[Data provided]
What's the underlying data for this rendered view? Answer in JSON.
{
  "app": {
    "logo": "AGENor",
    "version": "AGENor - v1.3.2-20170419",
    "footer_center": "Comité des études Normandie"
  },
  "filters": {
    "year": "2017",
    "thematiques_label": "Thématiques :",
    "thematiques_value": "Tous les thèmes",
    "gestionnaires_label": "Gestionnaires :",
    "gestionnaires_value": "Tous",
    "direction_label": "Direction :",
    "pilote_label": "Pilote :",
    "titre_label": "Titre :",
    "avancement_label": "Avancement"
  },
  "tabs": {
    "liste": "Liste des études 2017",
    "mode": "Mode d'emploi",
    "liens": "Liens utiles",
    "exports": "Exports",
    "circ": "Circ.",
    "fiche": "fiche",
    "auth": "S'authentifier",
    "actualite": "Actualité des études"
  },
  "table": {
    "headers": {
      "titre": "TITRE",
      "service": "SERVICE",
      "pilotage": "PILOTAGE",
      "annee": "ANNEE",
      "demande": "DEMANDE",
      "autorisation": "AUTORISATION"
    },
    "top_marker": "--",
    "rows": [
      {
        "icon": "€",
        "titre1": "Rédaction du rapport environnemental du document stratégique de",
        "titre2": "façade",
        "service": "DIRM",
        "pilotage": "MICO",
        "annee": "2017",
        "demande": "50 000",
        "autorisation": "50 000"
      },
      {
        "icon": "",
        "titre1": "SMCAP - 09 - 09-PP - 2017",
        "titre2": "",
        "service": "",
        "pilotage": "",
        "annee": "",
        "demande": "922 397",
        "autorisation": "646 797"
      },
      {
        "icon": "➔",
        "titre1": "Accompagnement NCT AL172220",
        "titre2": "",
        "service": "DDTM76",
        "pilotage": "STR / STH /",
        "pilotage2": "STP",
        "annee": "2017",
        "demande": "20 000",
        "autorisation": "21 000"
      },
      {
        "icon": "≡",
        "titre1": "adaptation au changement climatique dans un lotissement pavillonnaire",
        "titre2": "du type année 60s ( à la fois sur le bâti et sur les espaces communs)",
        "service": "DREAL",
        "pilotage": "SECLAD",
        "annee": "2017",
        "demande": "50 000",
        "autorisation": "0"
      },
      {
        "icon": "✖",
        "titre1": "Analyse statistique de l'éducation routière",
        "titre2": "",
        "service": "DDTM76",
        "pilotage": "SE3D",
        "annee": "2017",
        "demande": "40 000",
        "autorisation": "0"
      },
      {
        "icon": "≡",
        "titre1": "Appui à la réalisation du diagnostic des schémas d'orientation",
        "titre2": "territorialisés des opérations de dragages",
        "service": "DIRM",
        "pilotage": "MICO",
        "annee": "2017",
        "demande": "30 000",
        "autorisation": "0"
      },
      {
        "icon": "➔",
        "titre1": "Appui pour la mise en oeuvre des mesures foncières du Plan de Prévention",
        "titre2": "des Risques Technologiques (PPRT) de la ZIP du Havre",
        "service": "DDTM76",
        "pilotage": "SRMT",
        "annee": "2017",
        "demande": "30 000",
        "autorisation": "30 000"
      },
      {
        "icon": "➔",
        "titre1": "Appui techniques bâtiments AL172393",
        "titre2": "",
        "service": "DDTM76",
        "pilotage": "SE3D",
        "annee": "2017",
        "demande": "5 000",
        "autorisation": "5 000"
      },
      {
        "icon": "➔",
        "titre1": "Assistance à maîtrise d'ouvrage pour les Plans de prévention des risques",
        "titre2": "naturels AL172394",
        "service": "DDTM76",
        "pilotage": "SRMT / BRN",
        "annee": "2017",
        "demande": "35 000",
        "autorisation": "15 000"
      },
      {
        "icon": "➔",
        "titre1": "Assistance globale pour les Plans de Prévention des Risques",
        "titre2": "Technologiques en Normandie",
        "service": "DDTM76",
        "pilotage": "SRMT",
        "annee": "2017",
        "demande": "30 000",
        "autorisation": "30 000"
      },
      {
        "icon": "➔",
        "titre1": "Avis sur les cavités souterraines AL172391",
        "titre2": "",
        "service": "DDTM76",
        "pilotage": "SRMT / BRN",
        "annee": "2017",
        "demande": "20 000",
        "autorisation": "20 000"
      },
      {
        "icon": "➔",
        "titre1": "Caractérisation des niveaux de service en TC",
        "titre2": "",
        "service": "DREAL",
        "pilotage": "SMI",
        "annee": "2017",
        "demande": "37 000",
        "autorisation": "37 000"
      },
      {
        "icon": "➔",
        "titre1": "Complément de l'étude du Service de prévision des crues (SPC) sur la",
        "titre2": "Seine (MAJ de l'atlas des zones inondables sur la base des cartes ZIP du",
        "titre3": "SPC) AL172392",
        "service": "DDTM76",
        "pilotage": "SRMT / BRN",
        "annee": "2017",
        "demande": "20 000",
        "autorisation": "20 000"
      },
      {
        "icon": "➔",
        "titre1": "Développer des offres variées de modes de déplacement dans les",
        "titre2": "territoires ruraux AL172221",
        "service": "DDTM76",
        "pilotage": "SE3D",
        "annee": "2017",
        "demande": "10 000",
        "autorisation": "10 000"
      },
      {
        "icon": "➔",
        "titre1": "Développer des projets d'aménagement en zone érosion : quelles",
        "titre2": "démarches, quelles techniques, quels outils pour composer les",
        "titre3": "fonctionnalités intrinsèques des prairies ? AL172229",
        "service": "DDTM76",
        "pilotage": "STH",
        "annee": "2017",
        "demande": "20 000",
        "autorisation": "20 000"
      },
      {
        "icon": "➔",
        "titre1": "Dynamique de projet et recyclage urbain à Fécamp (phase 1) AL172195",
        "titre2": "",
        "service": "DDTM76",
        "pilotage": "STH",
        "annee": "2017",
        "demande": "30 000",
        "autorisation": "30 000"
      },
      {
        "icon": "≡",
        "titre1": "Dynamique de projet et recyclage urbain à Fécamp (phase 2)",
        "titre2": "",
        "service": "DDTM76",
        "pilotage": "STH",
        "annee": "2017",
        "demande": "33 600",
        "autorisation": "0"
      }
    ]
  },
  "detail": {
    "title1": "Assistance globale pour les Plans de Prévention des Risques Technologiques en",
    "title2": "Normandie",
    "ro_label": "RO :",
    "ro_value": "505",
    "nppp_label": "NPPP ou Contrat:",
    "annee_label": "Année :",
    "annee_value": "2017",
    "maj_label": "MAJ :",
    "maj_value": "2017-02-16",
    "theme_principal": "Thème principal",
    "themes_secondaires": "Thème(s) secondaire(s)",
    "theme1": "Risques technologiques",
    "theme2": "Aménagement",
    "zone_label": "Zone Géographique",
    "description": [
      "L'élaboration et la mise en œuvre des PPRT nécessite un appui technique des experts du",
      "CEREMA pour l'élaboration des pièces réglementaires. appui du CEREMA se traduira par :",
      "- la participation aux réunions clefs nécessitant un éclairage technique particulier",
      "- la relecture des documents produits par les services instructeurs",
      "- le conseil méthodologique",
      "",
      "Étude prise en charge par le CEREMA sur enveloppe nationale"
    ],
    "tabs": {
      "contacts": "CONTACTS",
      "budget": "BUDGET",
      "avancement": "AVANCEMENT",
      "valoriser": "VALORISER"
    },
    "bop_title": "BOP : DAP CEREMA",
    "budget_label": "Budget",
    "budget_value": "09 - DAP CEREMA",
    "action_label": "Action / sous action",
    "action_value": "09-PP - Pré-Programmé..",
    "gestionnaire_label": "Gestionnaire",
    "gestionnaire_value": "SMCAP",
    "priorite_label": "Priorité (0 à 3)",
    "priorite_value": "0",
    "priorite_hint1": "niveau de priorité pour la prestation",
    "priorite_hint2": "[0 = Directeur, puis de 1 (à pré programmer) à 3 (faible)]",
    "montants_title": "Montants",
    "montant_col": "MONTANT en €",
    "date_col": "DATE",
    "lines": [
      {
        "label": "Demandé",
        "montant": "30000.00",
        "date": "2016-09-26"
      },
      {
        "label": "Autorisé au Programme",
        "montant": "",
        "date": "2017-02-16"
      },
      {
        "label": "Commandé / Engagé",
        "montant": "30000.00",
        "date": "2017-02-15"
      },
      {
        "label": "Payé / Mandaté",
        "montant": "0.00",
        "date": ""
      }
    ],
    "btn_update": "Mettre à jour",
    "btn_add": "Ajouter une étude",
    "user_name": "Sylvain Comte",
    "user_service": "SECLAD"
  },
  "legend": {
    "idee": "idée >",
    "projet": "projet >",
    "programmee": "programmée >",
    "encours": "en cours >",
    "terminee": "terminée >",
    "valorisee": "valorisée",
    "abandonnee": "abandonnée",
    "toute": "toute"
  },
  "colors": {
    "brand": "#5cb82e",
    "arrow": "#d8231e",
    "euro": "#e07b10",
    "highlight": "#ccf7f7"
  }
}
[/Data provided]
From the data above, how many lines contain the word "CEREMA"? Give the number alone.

* [Exercise output] 4